Hitler on Van Gogh's masterpiece, The Sower - - "Anyone who sees and paints a sky green and pastures blue ought to be sterilized."  Hermann Goring, "I intend to Plunder, and to do it Thoroughly."  To keep it out of the hands of Hitler and his monsters, the Mona Lisa was moved from the Louvre, six times beginning in Sept. 1939 until returning to Paris on June 16, 1945.

Thankfully, none of Hitler's dreams came true.
What I've read thus far of Monuments Men as well as what I've seen out of Rescuing Da Vinci, both are  highly recommended.

Sunday, February 6, 2011

Dirty Harry...

No, not that Harry...Harry Bosch, by Michael Connelly.

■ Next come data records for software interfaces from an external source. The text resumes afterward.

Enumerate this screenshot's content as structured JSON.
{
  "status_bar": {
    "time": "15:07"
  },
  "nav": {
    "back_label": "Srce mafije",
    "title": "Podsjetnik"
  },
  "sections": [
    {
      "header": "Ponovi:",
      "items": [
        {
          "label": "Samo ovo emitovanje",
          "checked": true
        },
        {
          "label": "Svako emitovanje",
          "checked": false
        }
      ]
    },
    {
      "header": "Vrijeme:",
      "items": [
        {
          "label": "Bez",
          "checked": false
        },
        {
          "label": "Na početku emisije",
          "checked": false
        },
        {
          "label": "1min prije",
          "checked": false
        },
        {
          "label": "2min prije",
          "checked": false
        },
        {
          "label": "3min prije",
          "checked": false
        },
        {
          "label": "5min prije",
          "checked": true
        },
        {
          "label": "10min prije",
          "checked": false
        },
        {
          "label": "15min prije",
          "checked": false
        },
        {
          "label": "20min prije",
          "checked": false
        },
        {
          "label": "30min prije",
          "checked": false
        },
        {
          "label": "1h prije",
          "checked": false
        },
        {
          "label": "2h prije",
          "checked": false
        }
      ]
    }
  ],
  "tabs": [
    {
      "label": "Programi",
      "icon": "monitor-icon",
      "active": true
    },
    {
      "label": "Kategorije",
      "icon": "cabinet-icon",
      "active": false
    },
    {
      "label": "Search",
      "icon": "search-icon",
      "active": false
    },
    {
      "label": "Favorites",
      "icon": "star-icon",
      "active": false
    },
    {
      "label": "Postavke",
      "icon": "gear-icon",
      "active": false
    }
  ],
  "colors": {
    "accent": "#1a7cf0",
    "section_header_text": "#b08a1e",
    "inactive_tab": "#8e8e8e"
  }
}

Mr. Connelly has written several books, seventeen being about the life of Harry Bosch, Vietnam vet, homicide detective in Hollywood California.  His style is much different from say, Sandford or Patterson as he delves deeper into the psychology of a homicide detective, much more introspective.   In The Last Coyote, Harry reaches into his past to solve an unsolved murder while on suspension.  With the backdrop of a recent earthquake, Bosch is on the prowl through L.A., 'a place with many broken pieces, but some still work', only to find those broken pieces all fit together as he solves a thirty year old murder, jolting you with surprises like the tremor of a California quake.

Friday, February 4, 2011

Frank and Don...

Don Rickles spins a tale like no one else could in his book, Rickles Book.  Why is it entitled Rickles book?  It stems for him writing a book. Have you read Rickles book? Instead of having a title say like...The life and time of Don Rickles...he simply says, hey I'm writing a book, tell your friends. One friend says to another, Have you read Rickles Book? 

An hysterical memoir of stories and tales of Don's life, hanging with the rat pack and the chairman of the board - F.S.  If you only read enough to hear the great joke Don pulled on Frank, it's well worth the price of the book.  Mr. Warmth as Don Rickles is dubbed is a legend.  Check out a dvd called, Mr. Warmth: The Don Rickles Project.  If you have a distaste for  politically incorrectness, then perhaps you should pass on this dvd. If not, sit back and be ready to bust one in laughter!  You can find the book or dvd by clicking on the highlighted book title or dvd title above. Enjoy!

Wednesday, February 2, 2011

New Concert Announcement..

Yep, we thought his touring days were over....put on one heck of a show last time I saw him....

Bob Seger


* Dow Event Center in Saginaw, Michigan - March 29th (Tix on sale 2/12/11 10am Ticketmaster)
* Huntington Center in Toledo, Ohio - March 31st (Tix on sale 2/11/11 10am Ticketmaster)